Rematerializing Feminism

  • Ebert T
  • 22


    Mendeley users who have this article in their library.
  • 10


    Citations of this article.


The "cultural turn" in feminism has isolated issues of gender and sexuality from their material conditions. This article addresses this turn by engaging such issues as "gender," "history," "agency," "modernity," "postmodernity," "essentialism," "theory," "class," "sexuality," "identity politics," "labor" and the "concrete" in their materiality. While "post" theories have treated these and related practices as "cultural" effects and regarded them as (semi-) autonomous acts of resistance, culture is never isolated from its material base and cultural resistance, in and of itself, is not capable of transforming social totality. The most effective way to undertake such a transformation is by class struggle, which brings about "root" changes through reorganizing the relations of labor and capital and puts an end to social class. All social differences, such as gender, are the effect of class - the inequality of labor.

Get free article suggestions today

Mendeley saves you time finding and organizing research

Sign up here
Already have an account ?Sign in

Find this document


  • Teresa L. Ebert

Cite this document
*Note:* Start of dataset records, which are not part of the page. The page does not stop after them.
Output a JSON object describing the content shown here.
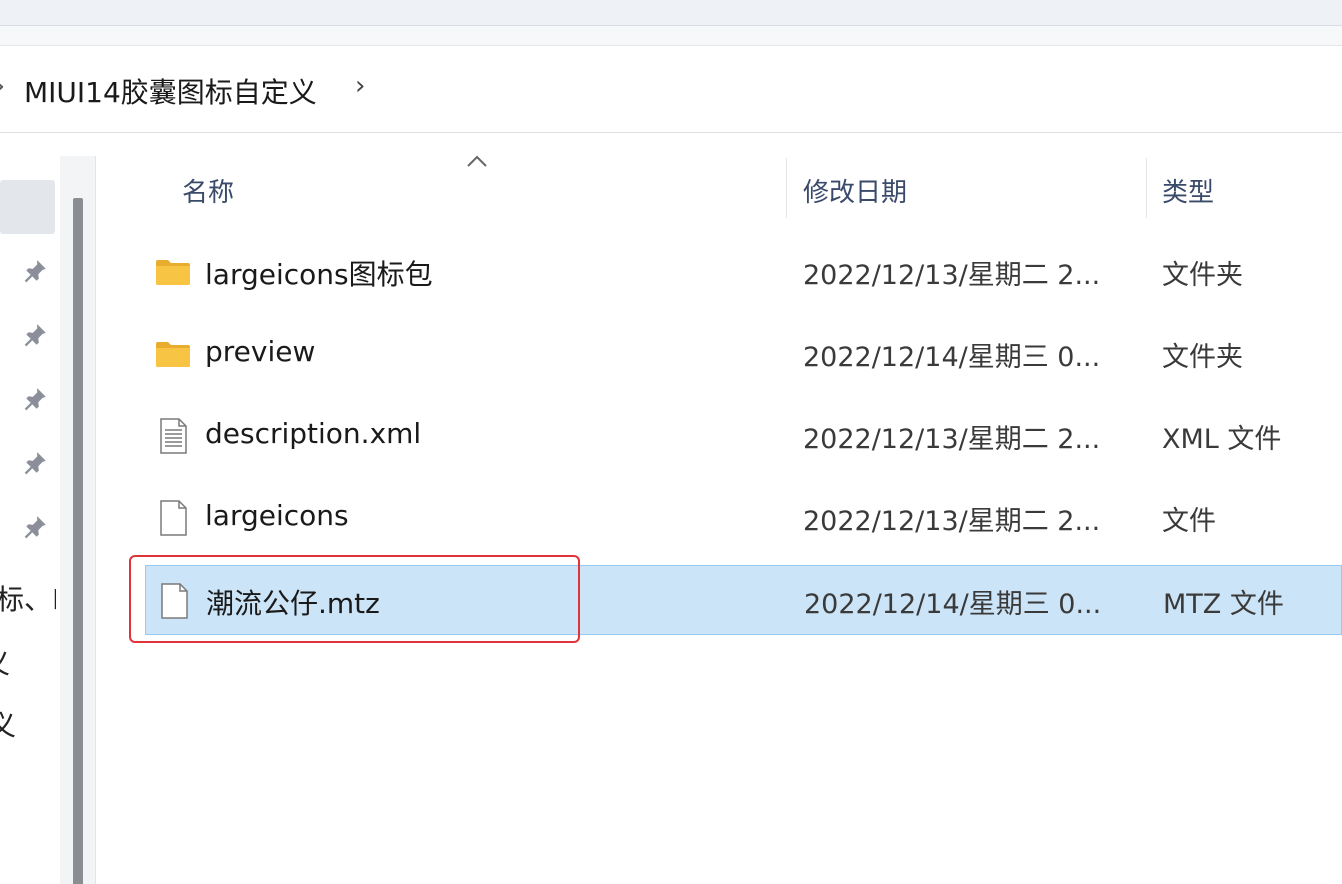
{
  "breadcrumb": {
    "path": "MIUI14胶囊图标自定义",
    "chevron": "›"
  },
  "nav": {
    "pins": [
      "pin-icon",
      "pin-icon",
      "pin-icon",
      "pin-icon",
      "pin-icon"
    ],
    "partial_labels": [
      "标、I",
      "义",
      "义"
    ]
  },
  "columns": {
    "name": "名称",
    "date": "修改日期",
    "type": "类型"
  },
  "files": [
    {
      "name": "largeicons图标包",
      "date": "2022/12/13/星期二 2...",
      "type": "文件夹",
      "icon": "folder-icon"
    },
    {
      "name": "preview",
      "date": "2022/12/14/星期三 0...",
      "type": "文件夹",
      "icon": "folder-icon"
    },
    {
      "name": "description.xml",
      "date": "2022/12/13/星期二 2...",
      "type": "XML 文件",
      "icon": "xml-file-icon"
    },
    {
      "name": "largeicons",
      "date": "2022/12/13/星期二 2...",
      "type": "文件",
      "icon": "file-icon"
    },
    {
      "name": "潮流公仔.mtz",
      "date": "2022/12/14/星期三 0...",
      "type": "MTZ 文件",
      "icon": "file-icon",
      "selected": true
    }
  ],
  "colors": {
    "selection_bg": "#cce4f7",
    "selection_border": "#99c9ef",
    "highlight": "#e0343a",
    "folder": "#f7c443"
  }
}
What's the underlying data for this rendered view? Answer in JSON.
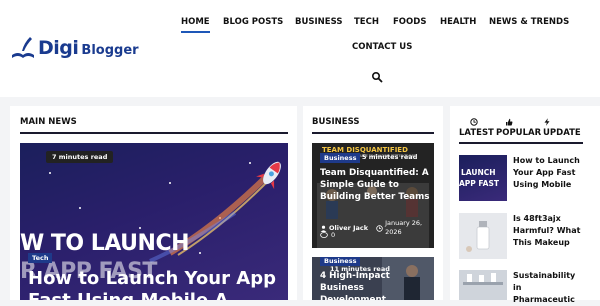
{
  "header": {
    "logo": {
      "part1": "Digi",
      "part2": "Blogger"
    },
    "nav": [
      {
        "label": "HOME",
        "active": true
      },
      {
        "label": "BLOG POSTS",
        "active": false
      },
      {
        "label": "BUSINESS",
        "active": false
      },
      {
        "label": "TECH",
        "active": false
      },
      {
        "label": "FOODS",
        "active": false
      },
      {
        "label": "HEALTH",
        "active": false
      },
      {
        "label": "NEWS & TRENDS",
        "active": false
      },
      {
        "label": "CONTACT US",
        "active": false
      }
    ],
    "search_icon": "search-icon"
  },
  "main_news": {
    "title": "MAIN NEWS",
    "hero": {
      "time": "7 minutes read",
      "category": "Tech",
      "image_text_line1": "W TO LAUNCH",
      "image_text_line2": "R APP FAST",
      "headline": "How to Launch Your App Fast Using Mobile A..."
    }
  },
  "business": {
    "title": "BUSINESS",
    "cards": [
      {
        "image_caption": "TEAM DISQUANTIFIED",
        "image_subcaption": "A SIMPLE GUIDE TO BUILDING BETTER TEAMS",
        "category": "Business",
        "time": "5 minutes read",
        "headline": "Team Disquantified: A Simple Guide to Building Better Teams",
        "author": "Oliver Jack",
        "date": "January 26, 2026",
        "comments": "0"
      },
      {
        "category": "Business",
        "time": "11 minutes read",
        "headline": "4 High-Impact Business Development"
      }
    ]
  },
  "latest": {
    "tabs": [
      "LATEST",
      "POPULAR",
      "UPDATE"
    ],
    "items": [
      {
        "thumb_line1": "LAUNCH",
        "thumb_line2": "APP FAST",
        "title": "How to Launch Your App Fast Using Mobile"
      },
      {
        "title": "Is 48ft3ajx Harmful? What This Makeup"
      },
      {
        "title": "Sustainability in Pharmaceutic"
      }
    ]
  },
  "colors": {
    "accent": "#1e57b8",
    "brand": "#1a3b8f",
    "badge": "#1e3a8a"
  }
}
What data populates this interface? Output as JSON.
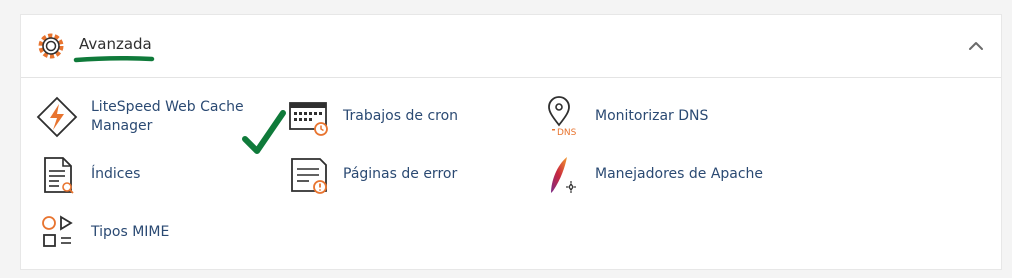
{
  "section": {
    "title": "Avanzada",
    "items": [
      {
        "label_line1": "LiteSpeed Web Cache",
        "label_line2": "Manager"
      },
      {
        "label": "Trabajos de cron"
      },
      {
        "label": "Monitorizar DNS",
        "icon_text": "DNS"
      },
      {
        "label": "Índices"
      },
      {
        "label": "Páginas de error"
      },
      {
        "label": "Manejadores de Apache"
      },
      {
        "label": "Tipos MIME"
      }
    ]
  },
  "colors": {
    "accent_orange": "#e8742f",
    "annotation_green": "#0f7a3a",
    "link_blue": "#2b4a73",
    "icon_dark": "#2f2f2f"
  }
}
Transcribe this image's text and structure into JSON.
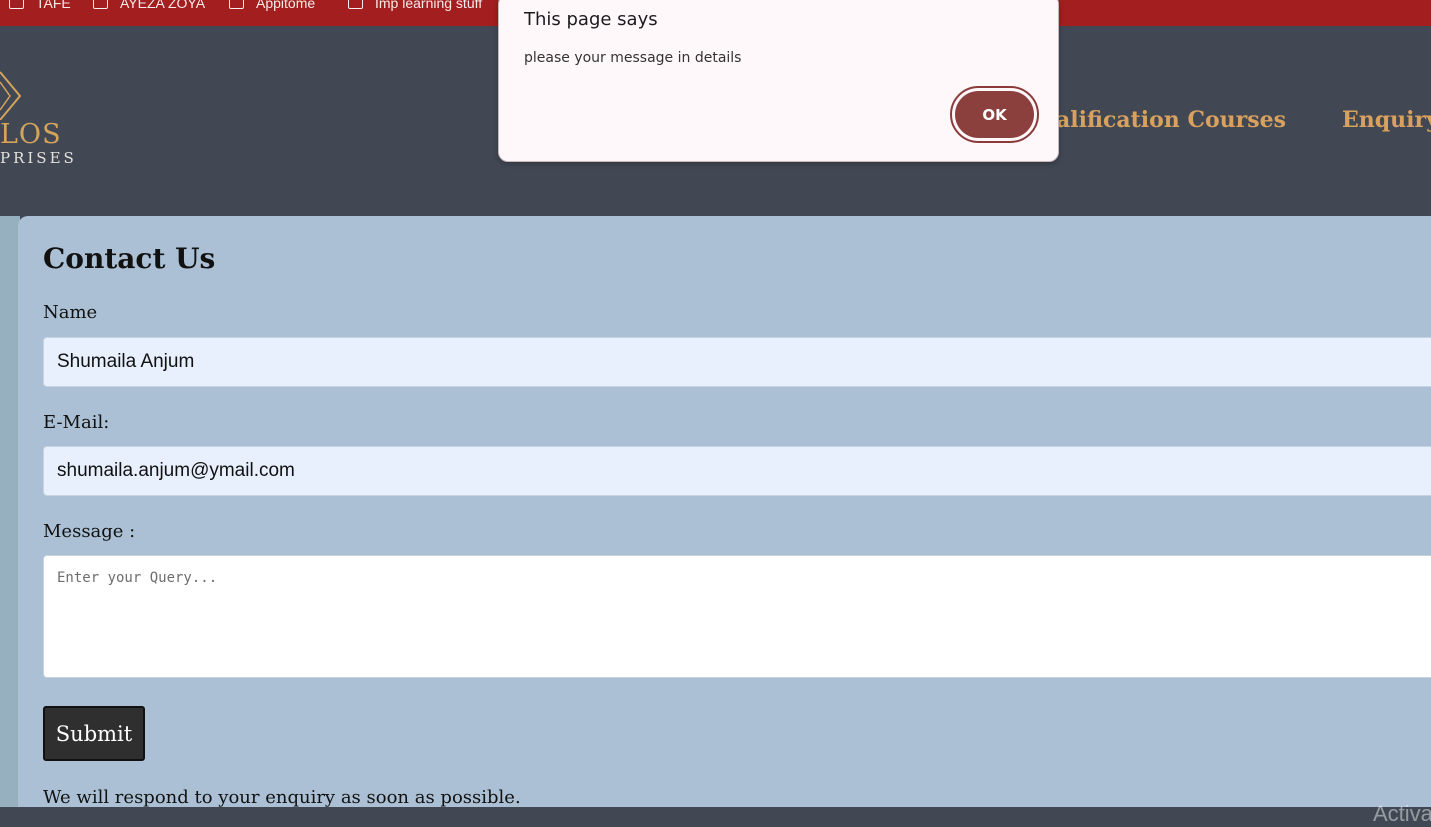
{
  "bookmarks": [
    {
      "label": "TAFE"
    },
    {
      "label": "AYEZA ZOYA"
    },
    {
      "label": "Appitome"
    },
    {
      "label": "Imp learning stuff"
    }
  ],
  "header": {
    "logo_line1": "LOS",
    "logo_line2": "PRISES",
    "nav": [
      {
        "label": "ualification Courses"
      },
      {
        "label": "Enquiry"
      }
    ]
  },
  "contact": {
    "title": "Contact Us",
    "name_label": "Name",
    "name_value": "Shumaila Anjum",
    "email_label": "E-Mail:",
    "email_value": "shumaila.anjum@ymail.com",
    "message_label": "Message :",
    "message_placeholder": "Enter your Query...",
    "submit_label": "Submit",
    "respond_text": "We will respond to your enquiry as soon as possible."
  },
  "dialog": {
    "title": "This page says",
    "message": "please your message in details",
    "ok_label": "OK"
  },
  "watermark": "Activa",
  "colors": {
    "bookmarks_bar": "#a31f1f",
    "header_bg": "#414854",
    "nav_text": "#d9a15e",
    "card_bg": "#abc0d4",
    "field_bg": "#e8f0fe",
    "submit_bg": "#2f2f2f",
    "ok_button": "#8b403d"
  }
}
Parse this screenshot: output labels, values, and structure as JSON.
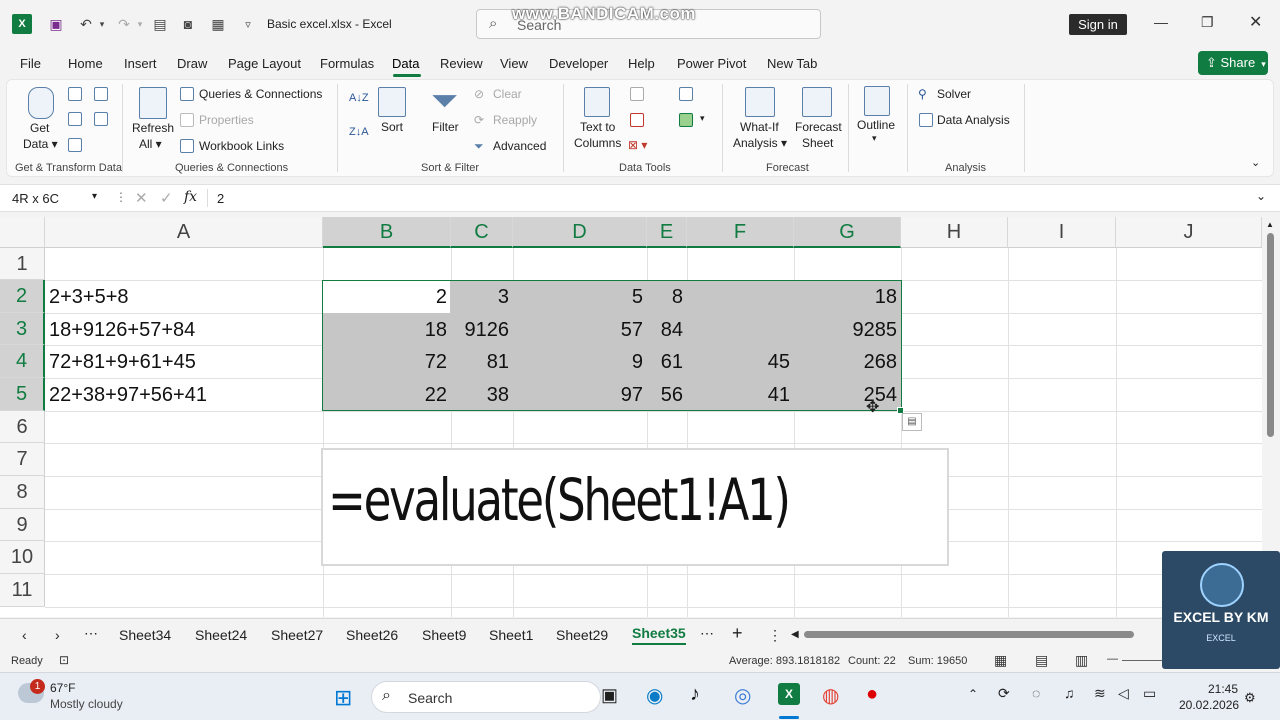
{
  "titlebar": {
    "doc_title": "Basic excel.xlsx  -  Excel",
    "search_placeholder": "Search",
    "watermark": "www.BANDICAM.com",
    "sign_in": "Sign in"
  },
  "menu": {
    "items": [
      "File",
      "Home",
      "Insert",
      "Draw",
      "Page Layout",
      "Formulas",
      "Data",
      "Review",
      "View",
      "Developer",
      "Help",
      "Power Pivot",
      "New Tab"
    ],
    "active": "Data",
    "share": "Share"
  },
  "ribbon": {
    "get_data": "Get Data",
    "refresh_all_1": "Refresh",
    "refresh_all_2": "All",
    "queries_connections": "Queries & Connections",
    "properties": "Properties",
    "workbook_links": "Workbook Links",
    "sort": "Sort",
    "filter": "Filter",
    "clear": "Clear",
    "reapply": "Reapply",
    "advanced": "Advanced",
    "text_to_columns_1": "Text to",
    "text_to_columns_2": "Columns",
    "whatif_1": "What-If",
    "whatif_2": "Analysis",
    "forecast_1": "Forecast",
    "forecast_2": "Sheet",
    "outline": "Outline",
    "solver": "Solver",
    "data_analysis": "Data Analysis",
    "groups": [
      "Get & Transform Data",
      "Queries & Connections",
      "Sort & Filter",
      "Data Tools",
      "Forecast",
      "Analysis"
    ]
  },
  "formula_bar": {
    "name_box": "4R x 6C",
    "fx": "fx",
    "value": "2"
  },
  "grid": {
    "columns": [
      "A",
      "B",
      "C",
      "D",
      "E",
      "F",
      "G",
      "H",
      "I",
      "J"
    ],
    "rows": [
      "1",
      "2",
      "3",
      "4",
      "5",
      "6",
      "7",
      "8",
      "9",
      "10",
      "11"
    ],
    "col_a": [
      "2+3+5+8",
      "18+9126+57+84",
      "72+81+9+61+45",
      "22+38+97+56+41"
    ],
    "data": [
      [
        "2",
        "3",
        "5",
        "8",
        "",
        "18"
      ],
      [
        "18",
        "9126",
        "57",
        "84",
        "",
        "9285"
      ],
      [
        "72",
        "81",
        "9",
        "61",
        "45",
        "268"
      ],
      [
        "22",
        "38",
        "97",
        "56",
        "41",
        "254"
      ]
    ],
    "textbox": "=evaluate(Sheet1!A1)"
  },
  "sheets": {
    "tabs": [
      "Sheet34",
      "Sheet24",
      "Sheet27",
      "Sheet26",
      "Sheet9",
      "Sheet1",
      "Sheet29",
      "Sheet35"
    ],
    "active": "Sheet35"
  },
  "status": {
    "ready": "Ready",
    "average": "Average: 893.1818182",
    "count": "Count: 22",
    "sum": "Sum: 19650"
  },
  "taskbar": {
    "temp": "67°F",
    "weather": "Mostly cloudy",
    "badge": "1",
    "search": "Search",
    "time": "21:45",
    "date": "20.02.2026"
  },
  "logo": {
    "line1": "EXCEL BY KM",
    "line2": "EXCEL"
  },
  "colors": {
    "accent": "#107c41",
    "selection": "#c6c6c6"
  }
}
Choose a citation style from the tabs below

Save time finding and organizing research with Mendeley

Sign up for free